ACTIVITY: Return each line of the data below verbatim; pictures are to be left out.
****************************************
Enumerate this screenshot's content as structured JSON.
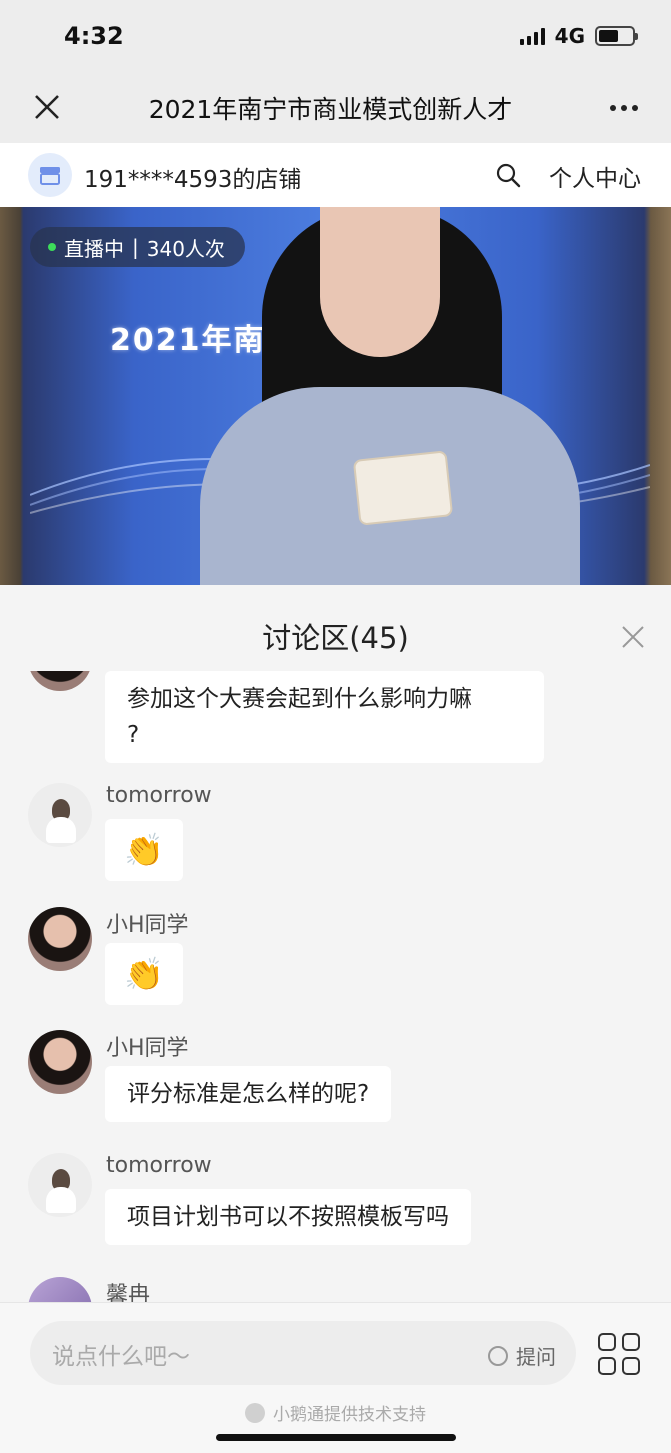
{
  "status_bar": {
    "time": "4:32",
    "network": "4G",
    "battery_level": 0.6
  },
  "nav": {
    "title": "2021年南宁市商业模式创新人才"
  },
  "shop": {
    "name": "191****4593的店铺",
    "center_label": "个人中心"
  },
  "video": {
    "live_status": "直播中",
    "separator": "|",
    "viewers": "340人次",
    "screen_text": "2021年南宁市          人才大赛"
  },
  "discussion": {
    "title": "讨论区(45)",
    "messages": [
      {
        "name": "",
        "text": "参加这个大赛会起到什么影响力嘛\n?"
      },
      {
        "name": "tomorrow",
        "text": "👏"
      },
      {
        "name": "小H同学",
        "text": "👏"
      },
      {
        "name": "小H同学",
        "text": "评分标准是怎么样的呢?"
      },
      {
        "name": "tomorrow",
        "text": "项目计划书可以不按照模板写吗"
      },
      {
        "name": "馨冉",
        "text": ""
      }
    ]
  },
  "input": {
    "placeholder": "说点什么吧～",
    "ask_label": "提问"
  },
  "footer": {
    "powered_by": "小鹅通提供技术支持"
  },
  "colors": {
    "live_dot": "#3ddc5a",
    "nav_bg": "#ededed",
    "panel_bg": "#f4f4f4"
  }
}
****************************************
ANSWER TO THIS TASK:
Enumerate this screenshot's content as structured JSON.
{
  "status_bar": {
    "time": "4:32",
    "network": "4G",
    "battery_level": 0.6
  },
  "nav": {
    "title": "2021年南宁市商业模式创新人才"
  },
  "shop": {
    "name": "191****4593的店铺",
    "center_label": "个人中心"
  },
  "video": {
    "live_status": "直播中",
    "separator": "|",
    "viewers": "340人次",
    "screen_text": "2021年南宁市          人才大赛"
  },
  "discussion": {
    "title": "讨论区(45)",
    "messages": [
      {
        "name": "",
        "text": "参加这个大赛会起到什么影响力嘛\n?"
      },
      {
        "name": "tomorrow",
        "text": "👏"
      },
      {
        "name": "小H同学",
        "text": "👏"
      },
      {
        "name": "小H同学",
        "text": "评分标准是怎么样的呢?"
      },
      {
        "name": "tomorrow",
        "text": "项目计划书可以不按照模板写吗"
      },
      {
        "name": "馨冉",
        "text": ""
      }
    ]
  },
  "input": {
    "placeholder": "说点什么吧～",
    "ask_label": "提问"
  },
  "footer": {
    "powered_by": "小鹅通提供技术支持"
  },
  "colors": {
    "live_dot": "#3ddc5a",
    "nav_bg": "#ededed",
    "panel_bg": "#f4f4f4"
  }
}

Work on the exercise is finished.